FBI doesn't understand the Constitution is Supreme Law of the LandSubmitted by pmpowell001 on Tue, 07/17/2012 - 15:11
The FBI once taught its agents that they can “bend or suspend the law ” as they wiretap suspects. But the bureau says it didn’t really mean it, and has now removed the document from its counterterrorism training curriculum, calling it an “imprecise” instruction. Which is a good thing, national security attorneys say, because the FBI’s contention that it can twist the law in pursuit of suspected terrorists is just wrong.
“Dismissing this statement as ‘imprecise’ is a rather unsatisfying response
given the very precise lines Congress and the courts have repeatedly drawn
between what is and is not permissible, even in counterterrorism cases, over
the past decade,” Steve Vladeck, a national-security law professor at American
University, says. “It might technically be true that the FBI has certain
authorities when conducting counterterrorism investigations that the
Constitution otherwise forbids, but that’s good only so far as it goes.”
The reference to law-bending was noted in a letter to FBI Director Robert
Mueller from Sen. Richard Durbin that Danger Room obtained . When Danger
Room asked for the original document, the FBI initially declined.
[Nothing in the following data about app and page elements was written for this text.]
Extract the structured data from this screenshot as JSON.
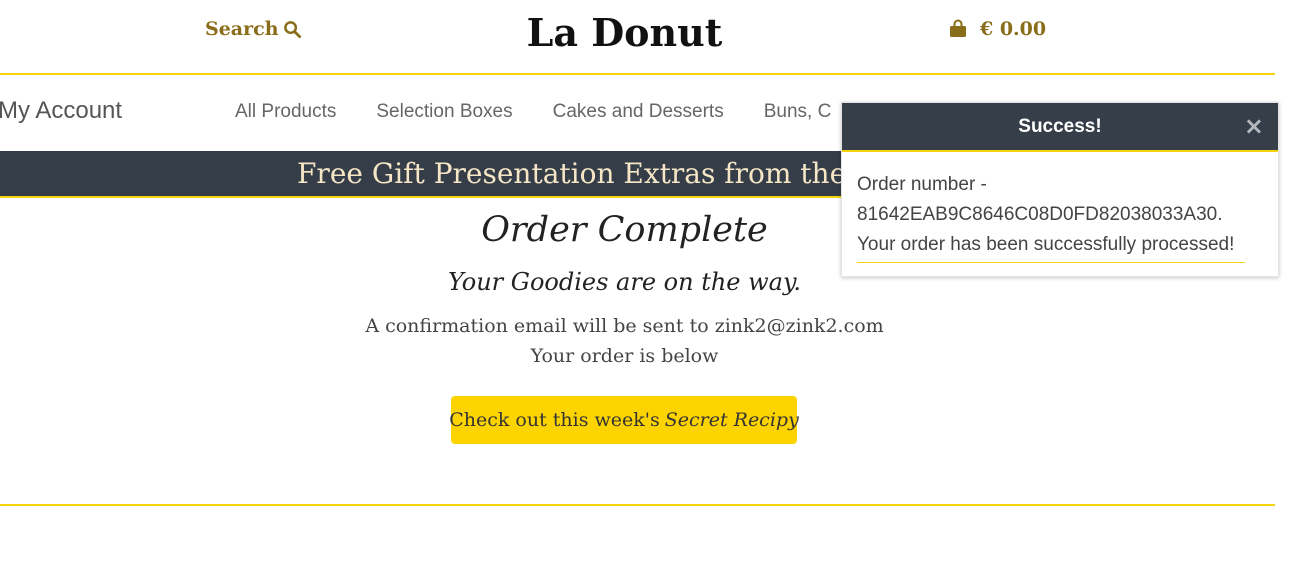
{
  "header": {
    "search_label": "Search",
    "logo": "La Donut",
    "bag_total": "€ 0.00",
    "accent_color": "#f5d30f",
    "icons": [
      "search-icon",
      "shopping-bag-icon"
    ]
  },
  "nav": {
    "account": "My Account",
    "items": [
      "All Products",
      "Selection Boxes",
      "Cakes and Desserts",
      "Buns, C"
    ]
  },
  "banner": {
    "text": "Free Gift Presentation Extras from the C"
  },
  "order": {
    "title": "Order Complete",
    "subtitle": "Your Goodies are on the way.",
    "email_line": "A confirmation email will be sent to zink2@zink2.com",
    "below_line": "Your order is below",
    "button_prefix": "Check out this week's",
    "button_italic": "Secret Recipy"
  },
  "toast": {
    "title": "Success!",
    "close": "×",
    "line1": "Order number -",
    "line2": "81642EAB9C8646C08D0FD82038033A30.",
    "line3": "Your order has been successfully processed!"
  }
}
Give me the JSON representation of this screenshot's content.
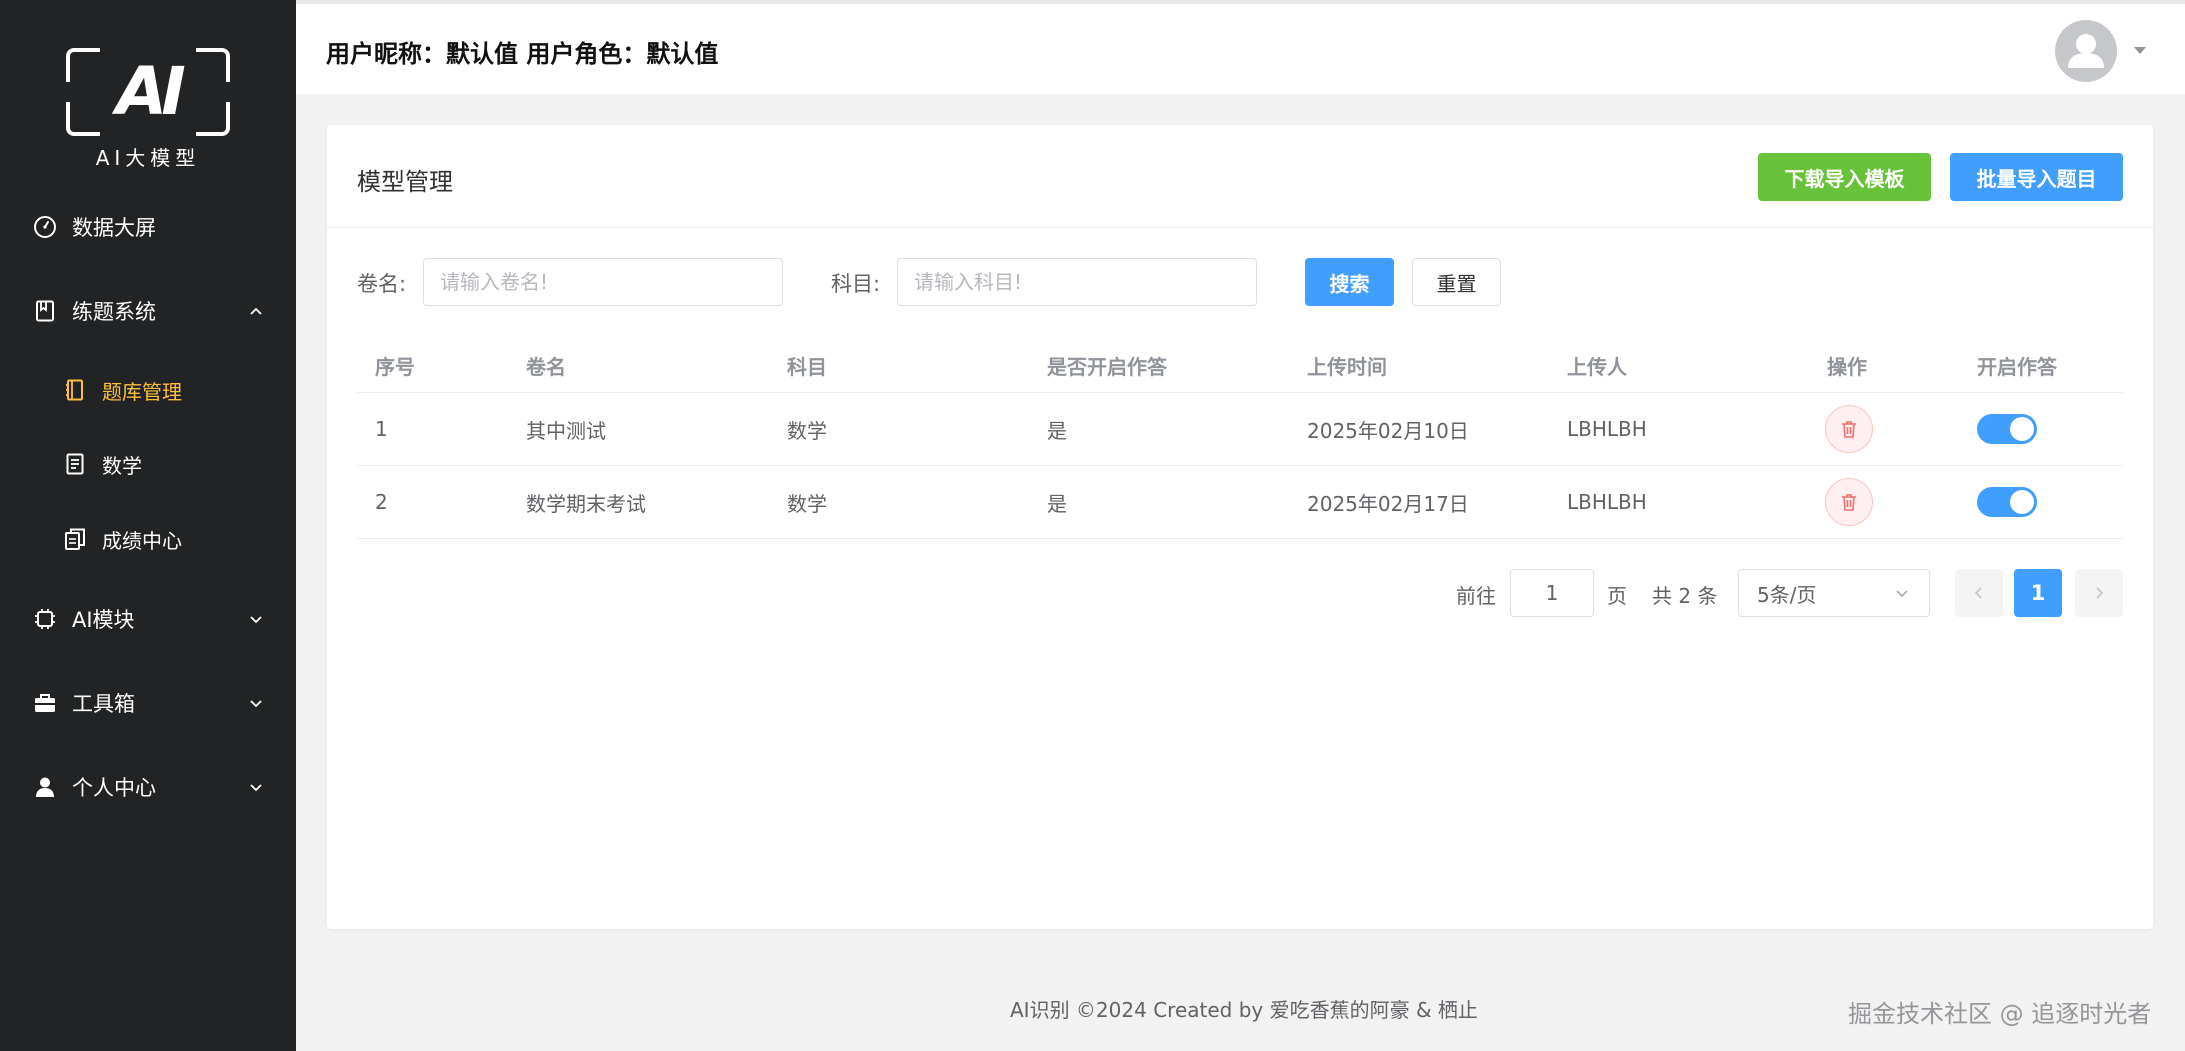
{
  "sidebar": {
    "logo_text": "AI大模型",
    "logo_mark": "AI",
    "items": {
      "dashboard": {
        "label": "数据大屏",
        "icon": "gauge-icon"
      },
      "practice": {
        "label": "练题系统",
        "icon": "book-icon",
        "expanded": true
      },
      "question_bank": {
        "label": "题库管理",
        "icon": "notebook-icon",
        "active": true
      },
      "math": {
        "label": "数学",
        "icon": "document-icon"
      },
      "scores": {
        "label": "成绩中心",
        "icon": "copy-document-icon"
      },
      "ai_module": {
        "label": "AI模块",
        "icon": "cpu-icon"
      },
      "toolbox": {
        "label": "工具箱",
        "icon": "briefcase-icon"
      },
      "profile": {
        "label": "个人中心",
        "icon": "user-icon"
      }
    }
  },
  "header": {
    "nickname_label": "用户昵称：",
    "nickname_value": "默认值",
    "role_label": "用户角色：",
    "role_value": "默认值"
  },
  "card": {
    "title": "模型管理",
    "download_template_label": "下载导入模板",
    "batch_import_label": "批量导入题目"
  },
  "search": {
    "name_label": "卷名:",
    "name_placeholder": "请输入卷名!",
    "name_value": "",
    "subject_label": "科目:",
    "subject_placeholder": "请输入科目!",
    "subject_value": "",
    "search_label": "搜索",
    "reset_label": "重置"
  },
  "table": {
    "columns": [
      "序号",
      "卷名",
      "科目",
      "是否开启作答",
      "上传时间",
      "上传人",
      "操作",
      "开启作答"
    ],
    "rows": [
      {
        "index": "1",
        "name": "其中测试",
        "subject": "数学",
        "open": "是",
        "time": "2025年02月10日",
        "uploader": "LBHLBH",
        "enabled": true
      },
      {
        "index": "2",
        "name": "数学期末考试",
        "subject": "数学",
        "open": "是",
        "time": "2025年02月17日",
        "uploader": "LBHLBH",
        "enabled": true
      }
    ]
  },
  "pagination": {
    "goto_label": "前往",
    "goto_value": "1",
    "page_label": "页",
    "total_label": "共 2 条",
    "page_size": "5条/页",
    "current_page": "1"
  },
  "footer": {
    "text": "AI识别 ©2024 Created by 爱吃香蕉的阿豪 & 栖止",
    "watermark": "掘金技术社区 @ 追逐时光者"
  },
  "colors": {
    "sidebar_bg": "#222324",
    "active_menu": "#ffbf3f",
    "primary": "#409eff",
    "success": "#67c23a",
    "danger": "#f56c6c"
  }
}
On
Wednesday, a Bureau spokesperson relented, but refused to say who
prepared the document; how long it was in circulation; and how many FBI
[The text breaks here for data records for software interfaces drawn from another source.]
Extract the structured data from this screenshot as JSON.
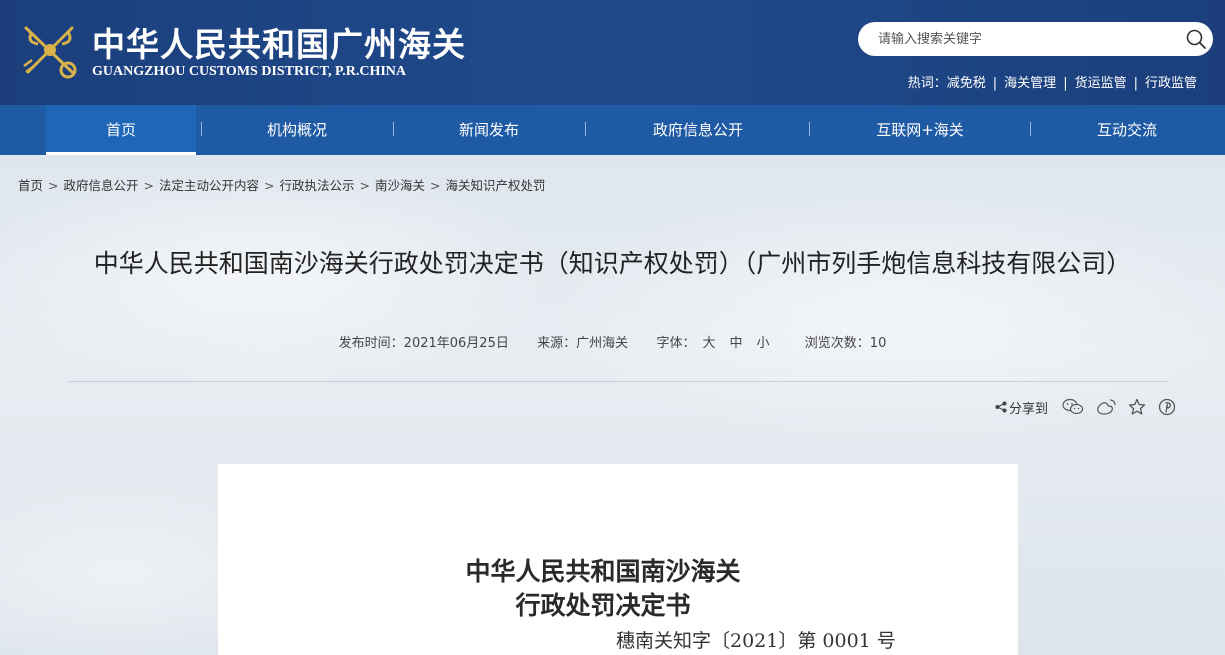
{
  "header": {
    "title": "中华人民共和国广州海关",
    "subtitle": "GUANGZHOU CUSTOMS DISTRICT, P.R.CHINA",
    "logo_icon": "customs-emblem-icon",
    "search": {
      "placeholder": "请输入搜索关键字",
      "icon": "search-icon"
    },
    "hotwords": {
      "label": "热词：",
      "items": [
        "减免税",
        "海关管理",
        "货运监管",
        "行政监管"
      ]
    }
  },
  "nav": {
    "items": [
      {
        "label": "首页",
        "active": true
      },
      {
        "label": "机构概况"
      },
      {
        "label": "新闻发布"
      },
      {
        "label": "政府信息公开"
      },
      {
        "label": "互联网+海关"
      },
      {
        "label": "互动交流"
      }
    ],
    "separator": "|"
  },
  "breadcrumb": {
    "items": [
      "首页",
      "政府信息公开",
      "法定主动公开内容",
      "行政执法公示",
      "南沙海关",
      "海关知识产权处罚"
    ],
    "separator": ">"
  },
  "article": {
    "title": "中华人民共和国南沙海关行政处罚决定书（知识产权处罚）（广州市列手炮信息科技有限公司）",
    "meta": {
      "publish_label": "发布时间：",
      "publish_date": "2021年06月25日",
      "source_label": "来源：",
      "source": "广州海关",
      "font_label": "字体：",
      "font_sizes": [
        "大",
        "中",
        "小"
      ],
      "views_label": "浏览次数：",
      "views": "10"
    },
    "share": {
      "label": "分享到",
      "icons": [
        "wechat-icon",
        "weibo-icon",
        "favorite-star-icon",
        "pinterest-icon"
      ]
    }
  },
  "document": {
    "title_line1": "中华人民共和国南沙海关",
    "title_line2": "行政处罚决定书",
    "number": "穗南关知字〔2021〕第 0001 号"
  },
  "colors": {
    "header_bg": "#1c3f7c",
    "nav_bg": "#1f5aa5",
    "nav_active": "#1e66b6"
  }
}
agents, analysts and officials received its instruction.
The undated piece of instructional material (.pdf) notes that “under certain
circumstances, the FBI has the ability to bend or suspend the law to impinge
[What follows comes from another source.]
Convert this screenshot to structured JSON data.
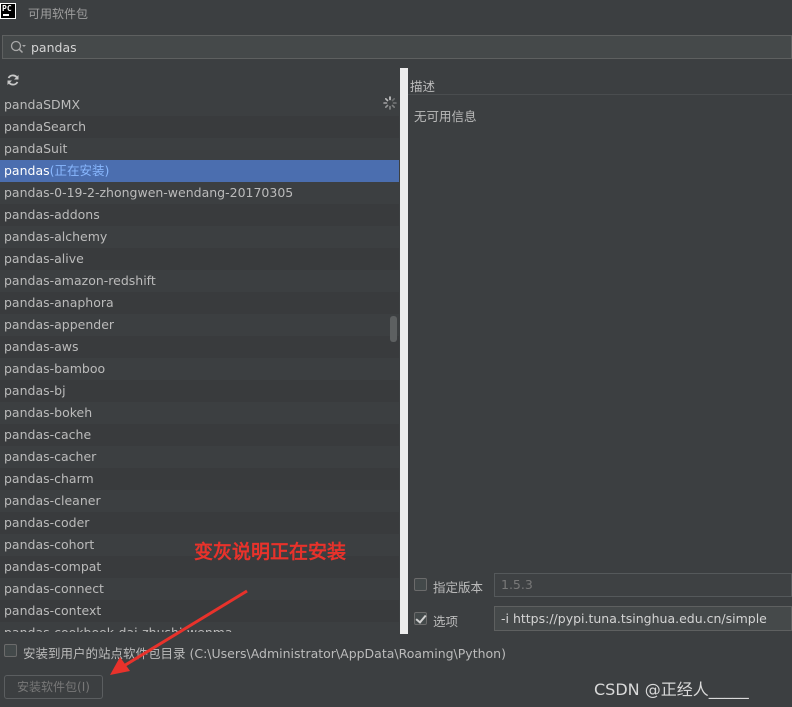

on the freedom of others.” Those circumstances include “the ability to gather
information on individuals which would normally be protected under the U.S.
Constitution through the use of FISA [the Foreign Intelligence Surveillance
Act], Title 3 monitoring [general law enforcement surveillance], NSL [National
Security Letter] reports, etc.”